Or was Smith just unthoughtful or, even worse, malicious about how this would affect his teammate? There’s obviously a difference in each of those scenarios, and a whole spectrum between them. But it’d all fit under a not-ideal label.

This isn’t anything worth fretting about unless the Sexton or Cavs management views this tweet as part of a larger pattern. Which maybe.

Report: NBA considering fining J.R. Smith for requesting trade

Jason Miller/Getty Images
3 Comments

J.R. Smith was asked whether he wants to be traded. He said yes.

It was hardly a major revelation. The Cavaliers keep jerking him around, mostly and lately out of the rotation. There are many players around the league who want to be traded. Pick up a box score and look for DNP-CDs, and you’ll be well on your way to identifying most them.

But here comes the NBA examining whether it should overreach…

Adrian Wojnarowski of ESPN:

Sometimes, players want to be traded. That’s OK! Many people would like to work for different employers.

And if a desire to be traded is acceptable, what’s wrong with talking about it?

The NBA already has rules for players not fulfilling their contracts. If players show up and do what they’re supposed to do while also wanting to be traded, why should that be punished?

By fining Eric Bledsoe and considering fining Smith, the NBA is incentivizing players to lie to the public that generates all this revenue for the league.

It’s why Jimmy Butler won’t confirm he requested a trade and instead dancing around the topic and leaking information to reporters willing to grant anonymity. Yet, we all know Butler wants to leave the Timberwolves. The league isn’t investigating the source of those leaks. The league doesn’t care. It’d care only if Butler told the truth on the record.

Fines like this accomplish nothing other than punish players for harmless remarks and treat fans as unworthy of learning more information directly from the people involved.

Does the NBA have the right under the Collective Bargaining Agreement to fine Smith?

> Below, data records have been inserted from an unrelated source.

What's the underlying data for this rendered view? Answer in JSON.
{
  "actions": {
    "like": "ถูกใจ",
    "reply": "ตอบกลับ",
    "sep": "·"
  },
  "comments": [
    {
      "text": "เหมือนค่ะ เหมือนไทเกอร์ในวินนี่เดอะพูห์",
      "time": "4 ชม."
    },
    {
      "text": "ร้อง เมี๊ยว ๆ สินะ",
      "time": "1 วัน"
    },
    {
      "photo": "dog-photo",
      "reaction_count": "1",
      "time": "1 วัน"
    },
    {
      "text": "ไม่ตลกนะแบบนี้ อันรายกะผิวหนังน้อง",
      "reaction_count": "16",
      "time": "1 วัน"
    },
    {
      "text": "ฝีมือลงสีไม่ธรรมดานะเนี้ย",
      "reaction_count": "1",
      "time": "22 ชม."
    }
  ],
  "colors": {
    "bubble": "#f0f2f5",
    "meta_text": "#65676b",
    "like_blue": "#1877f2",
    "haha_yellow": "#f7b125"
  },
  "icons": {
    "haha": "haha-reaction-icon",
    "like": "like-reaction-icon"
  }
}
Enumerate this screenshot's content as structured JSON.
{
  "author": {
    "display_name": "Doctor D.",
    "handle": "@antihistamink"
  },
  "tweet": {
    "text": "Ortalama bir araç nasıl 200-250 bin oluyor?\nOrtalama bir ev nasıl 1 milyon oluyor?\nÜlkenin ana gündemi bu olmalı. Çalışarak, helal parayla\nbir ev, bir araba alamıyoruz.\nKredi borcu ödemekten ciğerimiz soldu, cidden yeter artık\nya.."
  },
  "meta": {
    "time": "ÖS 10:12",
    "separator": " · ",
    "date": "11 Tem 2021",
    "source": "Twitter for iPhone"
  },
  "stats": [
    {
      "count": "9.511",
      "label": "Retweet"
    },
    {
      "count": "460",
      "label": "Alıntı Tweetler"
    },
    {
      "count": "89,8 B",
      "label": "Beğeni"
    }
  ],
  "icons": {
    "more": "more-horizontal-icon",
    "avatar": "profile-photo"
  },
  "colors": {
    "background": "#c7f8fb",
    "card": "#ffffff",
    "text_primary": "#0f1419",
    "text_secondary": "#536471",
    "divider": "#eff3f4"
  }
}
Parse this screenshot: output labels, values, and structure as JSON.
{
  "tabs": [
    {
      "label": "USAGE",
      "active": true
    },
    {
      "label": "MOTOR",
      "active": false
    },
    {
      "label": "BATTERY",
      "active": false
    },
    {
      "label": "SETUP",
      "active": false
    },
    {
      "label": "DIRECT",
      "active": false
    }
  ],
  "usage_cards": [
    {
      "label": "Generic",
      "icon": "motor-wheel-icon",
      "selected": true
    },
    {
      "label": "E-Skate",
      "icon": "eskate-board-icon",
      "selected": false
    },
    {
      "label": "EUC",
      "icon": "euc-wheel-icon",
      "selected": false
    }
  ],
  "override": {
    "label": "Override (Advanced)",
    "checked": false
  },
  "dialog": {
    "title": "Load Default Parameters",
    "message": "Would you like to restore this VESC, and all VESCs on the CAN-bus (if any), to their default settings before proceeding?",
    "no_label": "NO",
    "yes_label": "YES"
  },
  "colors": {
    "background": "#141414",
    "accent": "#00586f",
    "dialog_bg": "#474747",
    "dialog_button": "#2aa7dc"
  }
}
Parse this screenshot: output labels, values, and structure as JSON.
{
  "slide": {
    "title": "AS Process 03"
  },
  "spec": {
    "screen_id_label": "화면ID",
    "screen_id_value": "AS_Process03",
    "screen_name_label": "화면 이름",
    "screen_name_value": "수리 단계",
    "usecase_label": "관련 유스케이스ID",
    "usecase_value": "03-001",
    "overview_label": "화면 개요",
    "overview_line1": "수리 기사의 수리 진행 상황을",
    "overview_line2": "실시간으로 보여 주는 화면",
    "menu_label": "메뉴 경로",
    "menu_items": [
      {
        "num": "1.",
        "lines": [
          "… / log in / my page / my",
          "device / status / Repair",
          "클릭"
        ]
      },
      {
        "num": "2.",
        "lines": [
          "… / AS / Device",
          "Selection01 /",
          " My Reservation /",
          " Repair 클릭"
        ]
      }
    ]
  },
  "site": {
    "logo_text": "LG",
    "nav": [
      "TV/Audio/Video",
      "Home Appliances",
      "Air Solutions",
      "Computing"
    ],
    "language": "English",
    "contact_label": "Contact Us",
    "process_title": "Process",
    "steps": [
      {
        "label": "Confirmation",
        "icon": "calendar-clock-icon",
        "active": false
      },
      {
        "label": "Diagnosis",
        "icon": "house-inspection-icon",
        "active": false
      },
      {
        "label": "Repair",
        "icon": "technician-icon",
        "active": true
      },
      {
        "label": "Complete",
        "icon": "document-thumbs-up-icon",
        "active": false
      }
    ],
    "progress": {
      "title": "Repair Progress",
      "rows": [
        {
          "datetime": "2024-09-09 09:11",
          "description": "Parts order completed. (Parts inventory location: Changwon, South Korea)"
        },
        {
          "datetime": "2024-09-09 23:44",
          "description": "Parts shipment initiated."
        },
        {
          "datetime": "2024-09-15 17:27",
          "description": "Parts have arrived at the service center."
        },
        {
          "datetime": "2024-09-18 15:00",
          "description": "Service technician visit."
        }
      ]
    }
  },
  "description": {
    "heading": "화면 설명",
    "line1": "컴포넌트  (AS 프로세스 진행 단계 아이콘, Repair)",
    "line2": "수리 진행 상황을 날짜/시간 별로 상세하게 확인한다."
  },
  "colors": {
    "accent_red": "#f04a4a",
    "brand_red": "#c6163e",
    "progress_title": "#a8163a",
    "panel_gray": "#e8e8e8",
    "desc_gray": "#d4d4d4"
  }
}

Yeah, probably. But the league could also frequently fine players for tampering and never does. The NBA has chosen to ignore that rule for players.

Trade requests ought to be handled similarly.